Idiap participates in a European H2020 project concerned with the teleoperation of a bimanual underwater robot
In 2014, Idiap – together with 6 partners – submitted the DexROV project, which was awarded a grant of several millions francs, to the Horizon 2020 program of the European Commission. The project was officially launched on March 1st 2015 and proposes to equip an underwater robot with two arms that will allow to manipulate tools and to repair infrastructure in the depths.
So far, these robots were used only for inspection tasks. The bimanual capacity offers new, still unexplored application perspectives. Indeed, manipulation operations requiring a high degree of dexterity in deep water have been, up to now, left to human divers, which represents risks to their life and their health.
The big innovation of DexROV is to control bimanual robots from a teleoperation center on land, with the help of an operator wearing an exoskeleton. The underwater vehicle operates at 1000 meters under water and is connected to a boat at the surface. The operator is immersed in a virtual reality environment that is generated from data collected by the robot. This device allows to rapidly intervene in case of a catastrophe and to reduce the costs of the mission (as clients and the teleoperation team stay on land). However, one of the major challenges is linked to the fact that the boat needs to communicate with the control center via a geostationary satellite, which causes a delay of about one second and renders standard teleoperation techniques impossible.
That is where Idiap, whose expertise will allow the development of statistical movement models, intervenes.

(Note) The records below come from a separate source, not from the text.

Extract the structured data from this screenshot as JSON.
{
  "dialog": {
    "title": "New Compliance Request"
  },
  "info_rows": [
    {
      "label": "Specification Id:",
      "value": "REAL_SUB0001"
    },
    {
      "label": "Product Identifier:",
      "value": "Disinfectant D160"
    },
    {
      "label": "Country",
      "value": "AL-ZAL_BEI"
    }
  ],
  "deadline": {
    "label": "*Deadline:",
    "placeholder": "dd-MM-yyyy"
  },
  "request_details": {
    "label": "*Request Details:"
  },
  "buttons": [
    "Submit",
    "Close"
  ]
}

The latter will be used by the control center to recognize and classify movements preliminarily observed or employed during previous missions. These same models will be used by the submarine to predict the sequence of movements to come and to generate the movement that will be used by the robot momentarily and in an autonomous manner until a new signal of the operator is available.
The targeted applications are the maintenance and reparation of pipelines and oil infrastructures, as well as geology, biology and underwater archeology.